Sexton knows she owes her mother much in the way of gratitude when it comes to the success of Maudie.
“This film could have gone down the tubes because we didn’t have our financing in place and we were pushing to get it done, and if mom hadn’t cleared out a couple of bank accounts, I wouldn’t have been able to make payroll. And as soon as you can’t pay, they smell it, and then the next thing you know everyone is gone off the project.”
Irish director Aisling Walsh is someone else Sexton praises, among others. “Newfoundlander Sherry White was the original screenwriter, and the story was incredible, but it was a little dark, and then Aisling came along and turned it into more of a love story.” Any commercially successful film needs great actors, and Aisling had contacts. “We had been working on this for 11 years and we were not getting anywhere because we were not getting the cast to finance it. Aisling gets involved and all of a sudden we have Ethan Hawke and Sally Hawkins.”
Became the characters
Hawkins didn’t mind getting her hands dirty, Sexton shares. “She did what Daniel Day-Lewis did for My Left Foot – she stayed in character. Sally became Maud Lewis. She did the speech therapy and movement therapy. She used prosthetics. She was completely prepared for the role. And then we had Ethan. His wife read the script first … and when he got home, his wife said, you have to do this movie, this is too good to pass up. And they came to Newfoundland, and we are far from Hollywood here, we don’t have limousines driving everyone around, and they loved it.” The film, which cost just over $3 million to make, turned this province into home-base. “Ethan had a little humble house on Gower Street and he loved it, though he flew home with the kids when he had time off. “Sally come and stayed almost nine weeks and she loved it here. She could go out and no one recognized her, and even if they did they were not star struck. She went to the Merrymeeting Road Sobeys and got her groceries. She loved it.”
Maudie was shot mainly in Goulds, where the crew created, and then recreated, the little 10×10 painted house Maud and Everett called home.
The film, which originally opened in select “small art house theatres” has since been picked up by Sony Pictures Classics. “They are launching an Oscar campaign for both Ethan and Sally and the film will open in the States in June.”
two odd socks
When asked if she’s over the moon, Sexton laughs. “You are only as good as your last project, and this is a tough business.
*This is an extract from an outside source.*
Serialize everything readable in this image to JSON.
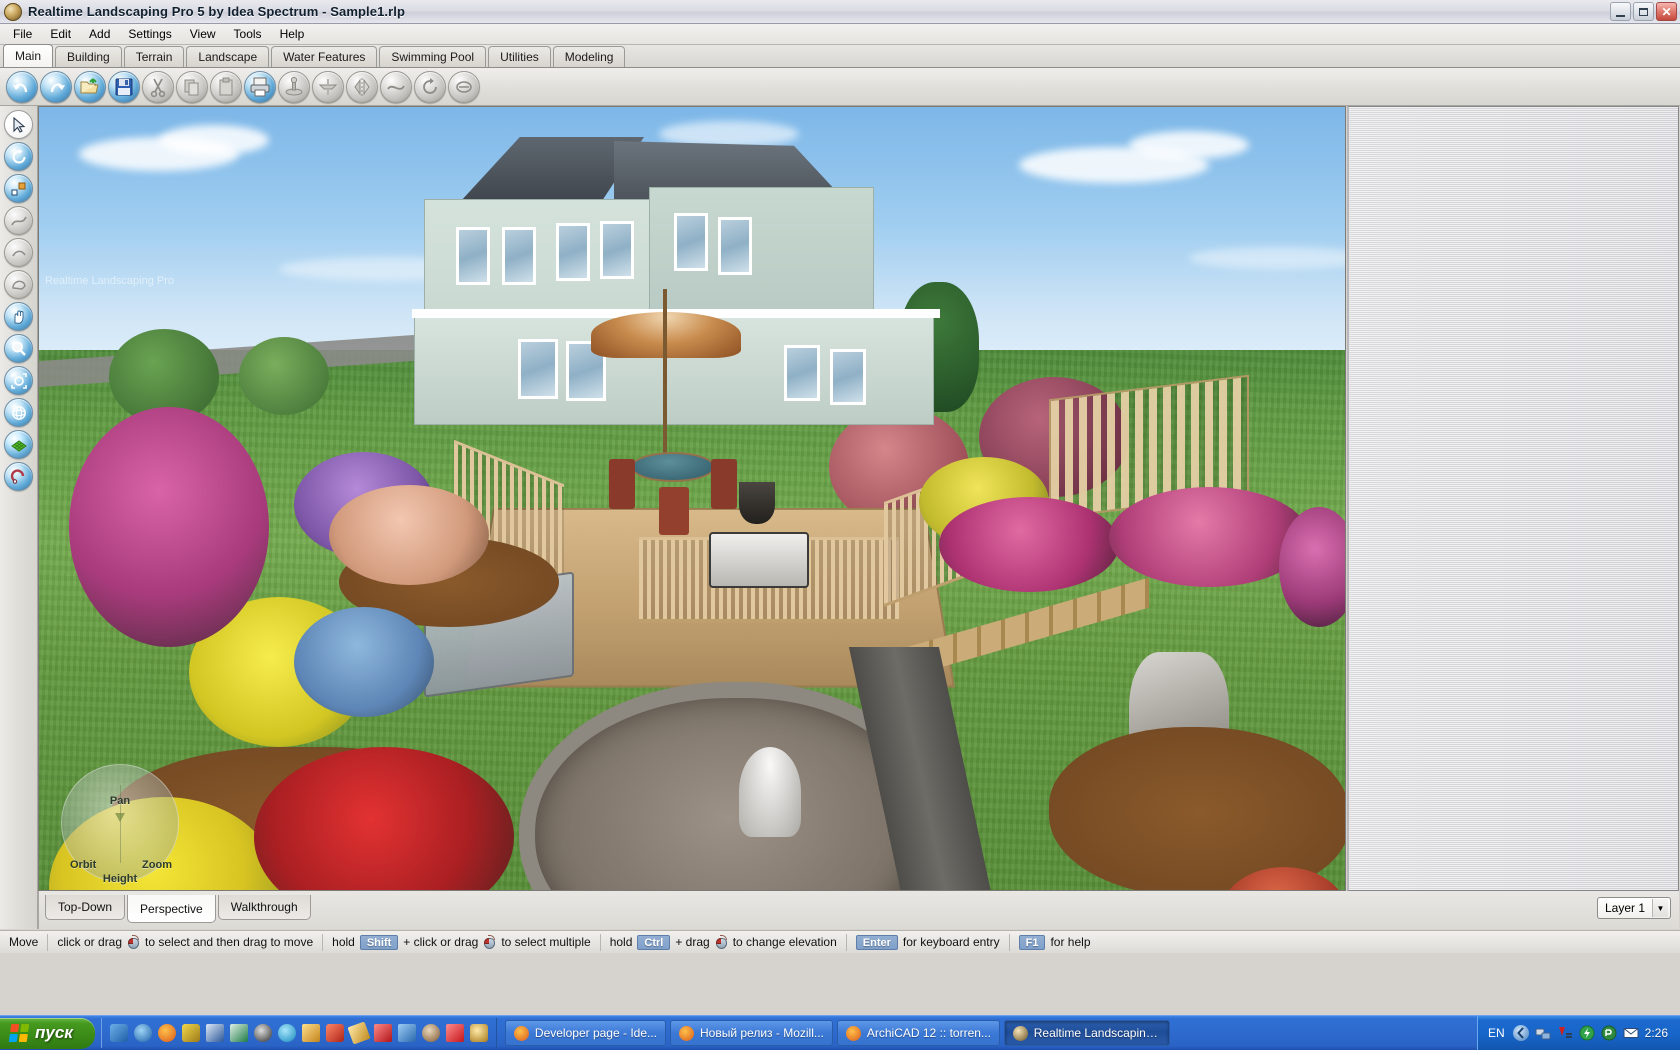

I started to feel deflated. This film, a love story about two odd socks, didn’t go anywhere for years. And this is an ensemble producing team, and success has many parents. This screening is for me to show my mother, to show my friends, to show government, that we are alive and well in the film industry here in the province of Newfoundland and Labrador. So, am I proud? Yes! I’m proud of everyone who works in this industry.”
With all eyes on the success of Maudie, does she have any words of wisdom to offer. “If you persevere and stick with something you will get the end result. Don’t think it will happen overnight. Believe in it and work with your talent and you are only as strong as your weakest link.
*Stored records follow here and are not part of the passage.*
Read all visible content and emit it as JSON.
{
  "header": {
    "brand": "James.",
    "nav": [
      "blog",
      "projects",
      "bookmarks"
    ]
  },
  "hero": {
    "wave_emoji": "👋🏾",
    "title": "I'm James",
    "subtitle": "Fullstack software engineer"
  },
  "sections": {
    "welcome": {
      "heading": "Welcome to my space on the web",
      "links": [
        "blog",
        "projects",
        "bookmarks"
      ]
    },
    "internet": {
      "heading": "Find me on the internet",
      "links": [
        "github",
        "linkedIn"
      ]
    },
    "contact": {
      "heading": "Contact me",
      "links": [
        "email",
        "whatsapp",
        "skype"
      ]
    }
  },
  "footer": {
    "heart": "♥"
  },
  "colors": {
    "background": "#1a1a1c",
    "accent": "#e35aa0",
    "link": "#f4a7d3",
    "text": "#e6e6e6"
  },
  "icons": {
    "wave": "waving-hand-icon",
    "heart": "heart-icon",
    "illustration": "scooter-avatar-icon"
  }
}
be honest with yourself
“Put together a team of people that you love and trust because, you know what, you may be working with those same people for 10 or 11 years. And believe in what you do, not just half heartedly, and be honest with yourself.”
Any projects on the horizon? There’s one on the Ocean Ranger that she would love to see told, one she’s been working on with screenwriter and friend Rosemary House for a while. The two have another project in the works as well, one Sexton says will “resonate with so many.” She’s also working with her son Nik Sexton (How to be Deadly) on a touching “raw” script. As the saying goes, she has many irons in the fire. But then that’s the nature of the beast she has grown to adore.
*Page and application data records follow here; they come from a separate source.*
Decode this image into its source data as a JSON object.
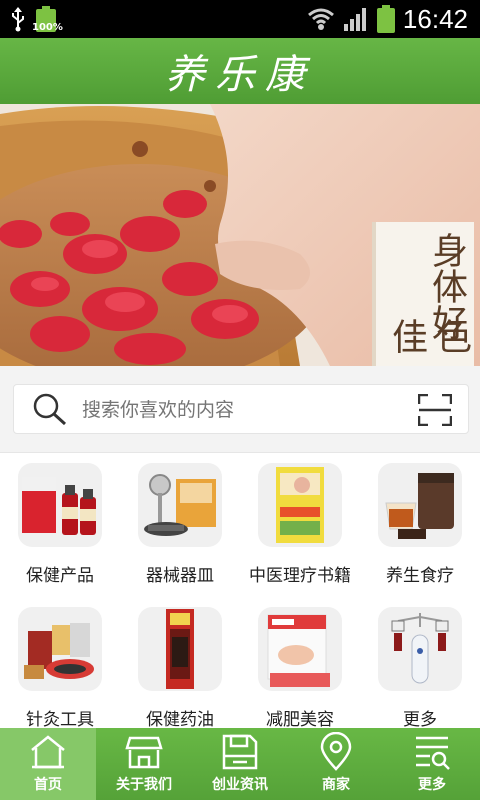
{
  "status_bar": {
    "time": "16:42",
    "battery_percent_label": "100%",
    "icons": [
      "usb-icon",
      "battery-icon",
      "wifi-icon",
      "signal-icon",
      "battery-icon"
    ]
  },
  "header": {
    "title": "养乐康"
  },
  "banner": {
    "slogan_line1": "身体好",
    "slogan_line2": "气色佳",
    "slide_count": 6,
    "active_slide": 6
  },
  "search": {
    "placeholder": "搜索你喜欢的内容"
  },
  "categories": [
    {
      "label": "保健产品"
    },
    {
      "label": "器械器皿"
    },
    {
      "label": "中医理疗书籍"
    },
    {
      "label": "养生食疗"
    },
    {
      "label": "针灸工具"
    },
    {
      "label": "保健药油"
    },
    {
      "label": "减肥美容"
    },
    {
      "label": "更多"
    }
  ],
  "tabs": [
    {
      "label": "首页",
      "icon": "home-icon",
      "active": true
    },
    {
      "label": "关于我们",
      "icon": "shop-icon",
      "active": false
    },
    {
      "label": "创业资讯",
      "icon": "save-icon",
      "active": false
    },
    {
      "label": "商家",
      "icon": "location-icon",
      "active": false
    },
    {
      "label": "更多",
      "icon": "menu-search-icon",
      "active": false
    }
  ],
  "colors": {
    "primary_green": "#5aa83c",
    "tab_active": "#86c868"
  }
}
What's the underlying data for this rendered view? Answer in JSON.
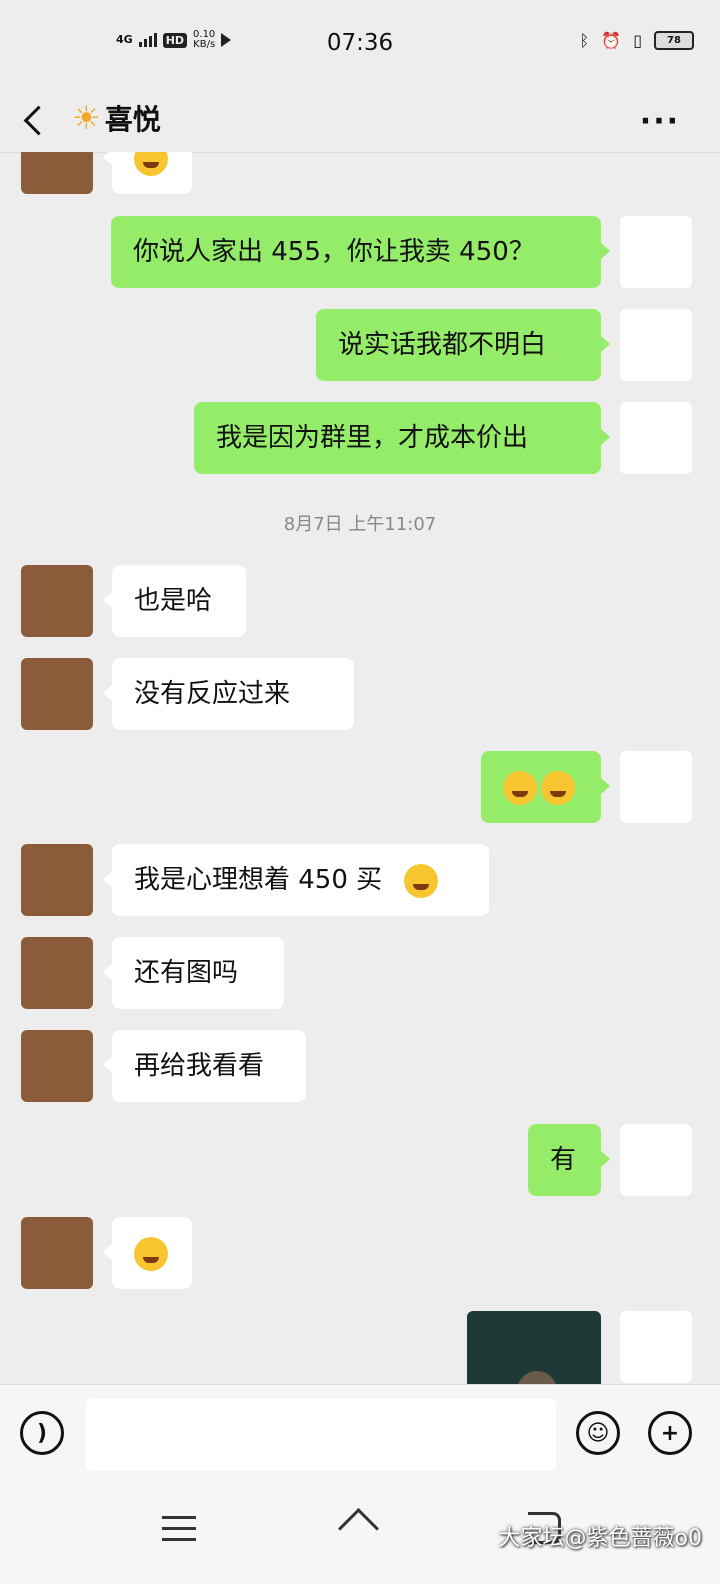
{
  "status_bar": {
    "network": "4G",
    "hd": "HD",
    "speed_value": "0.10",
    "speed_unit": "KB/s",
    "time": "07:36",
    "battery": "78"
  },
  "header": {
    "title": "喜悦"
  },
  "messages": [
    {
      "text": "你说人家出 455，你让我卖 450？"
    },
    {
      "text": "说实话我都不明白"
    },
    {
      "text": "我是因为群里，才成本价出"
    },
    {
      "text": "也是哈"
    },
    {
      "text": "没有反应过来"
    },
    {
      "text": "我是心理想着 450 买"
    },
    {
      "text": "还有图吗"
    },
    {
      "text": "再给我看看"
    },
    {
      "text": "有"
    }
  ],
  "timestamp": "8月7日 上午11:07",
  "input": {
    "placeholder": ""
  },
  "watermark": "大家坛@紫色蔷薇o0",
  "colors": {
    "outgoing_bubble": "#95ec69",
    "incoming_bubble": "#ffffff",
    "background": "#ededed"
  }
}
“I am so blessed to be able to work in the industry that I work in. I go to work and do the things I love with people I love. And mom gets to see the end result, and tells me how proud she is. It’s just the best.”